I want to insert a clip in the middle of these three guys. Let me go get this golf-cart video. Drag it right down. I'm going to put it between the drive and the bag. I put them in between by simply dragging it on top of the one that I want to put it in front of. So I'll put it in front of the bag clip. Notice how that works. Let's put another one here, drag the fairway one down here. Put it between the bag, and the creek shot. So now I have a five-clip video.
Click on any one of those guys. And it will put the Current Time Indicator at the beginning of that clip and arrange that clip in that little rectangle inside the monitor. I want to delete a clip and that's very simple. I have to select the clip and then press the Delete key and then what will happen is the other clips will slide over to fill that gap. So you never get any black gaps in your video. These guys slide over to accommodate any deleted clip. I can rearrange them very easily. Here you've got the drive, the cart, the fairway. I'm going to take this creek and put it before the fairway, simply by dragging over.
Notice there is a little blue vertical bar to say okay, we are going to put it here in front of the fairway. So that's easy to rearrange clips in the Sceneline. I want to add some audio to it. So let me go grab some audio here. I've got some music that I made using a thing called SmartSound, which is a feature inside Premiere Elements that I talk about in another tutorial. Drag that guy down here to the audio track. There are two audio tracks. One marked with a speaker, one marked with musical notes.
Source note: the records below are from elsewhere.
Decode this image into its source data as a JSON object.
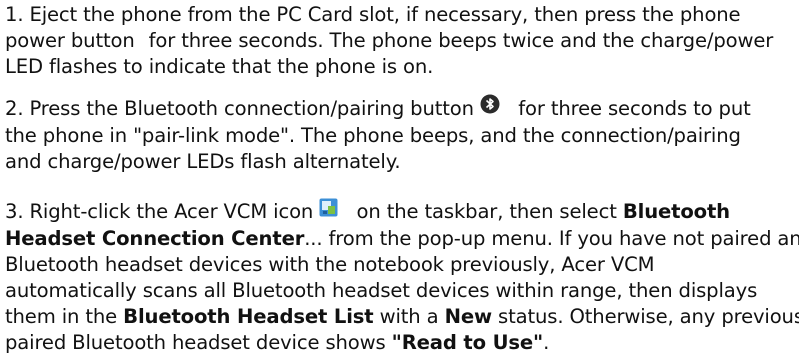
{
  "steps": [
    {
      "lines": [
        "1. Eject the phone from the PC Card slot, if necessary, then press the phone",
        "power button",
        "for three seconds. The phone beeps twice and the charge/power",
        "LED flashes to indicate that the phone is on."
      ]
    },
    {
      "lines": [
        "2. Press the Bluetooth connection/pairing button",
        "for three seconds to put",
        "the phone in \"pair-link mode\". The phone beeps, and the connection/pairing",
        "and charge/power LEDs flash alternately."
      ],
      "icon": "bluetooth-icon"
    },
    {
      "lines": [
        "3. Right-click the Acer VCM icon",
        "on the taskbar, then select",
        "Bluetooth",
        "Headset Connection Center",
        "... from the pop-up menu. If you have not paired any",
        "Bluetooth headset devices with the notebook previously, Acer VCM",
        "automatically scans all Bluetooth headset devices within range, then displays",
        "them in the",
        "Bluetooth Headset List",
        "with a",
        "New",
        "status. Otherwise, any previously",
        "paired Bluetooth headset device shows",
        "\"Read to Use\"",
        "."
      ],
      "icon": "acer-vcm-icon"
    }
  ],
  "colors": {
    "text": "#111111",
    "bluetooth_icon_bg": "#2b2b2b",
    "vcm_icon_bg": "#3c8fd6",
    "vcm_icon_accent": "#7bc043"
  }
}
Technically speaking they are both equal, but Premiere Elements folks wants you to think that okay, this one in the bottom is for music and this one up here is for narration, but either one works the same way.
So I'll put it here where the narration is. Now I've added this audio clip and you can see looking inside the Sceneline that it's longer than the entire project. If you look up here in the Monitor panel you see that it's longer than those four clips. I'll just click Play. (Music playing.) (Whack! Golf ball being hit.) So you can see how the audio mixes together, the music and the natural sound from the clips. Just that we've been working here inside the Sceneline, but if you go to the Timeline you can see that there are clips, there is audio. So in fact you can move back and forth from one to the other, if you need to.
I discussed adding, arranging, and deleting clips in the Timeline in another video, but for now working in the Sceneline might be an approach that suits your editing experience.
- Getting video from a DV camera, USB camera, or hard drive
- Adjusting timing for smooth transitions between clips
- Adding text and shapes to clips with titling tools
- Mixing audio tracks by hand for a custom sound
- Building DVD menus with scene markers
- Creating a good story for the final output
Skill Level Beginner
Q: Is it possible to get still shots from video clips in Adobe Premiere Elements 8?
A: Yes, this is possible with the Freeze Frame tool, which is explained in Chapter 5, in the "Splitting clips and changing clip speed, duration and direction" movie around the 7:45 mark.
Q: When attempting to start Premiere Elements 8, I get an error message reading "Adobe has detected that the application Elements Organizer has unexpectedly quit." What is causing this, and how can it be fixed?
A: Crashes on start-up are a problem that have come up with a number of users. There is an update to Premiere Elements 8 that addresses that.
There are two approaches, open Premiere Elements by clicking New Project and then go to Help > Updates. If that doesn't work, or if Premiere crashes again, follow the steps outlined on this Adobe support page: http://kb2.adobe.com/cps/530/cpsid_53099.html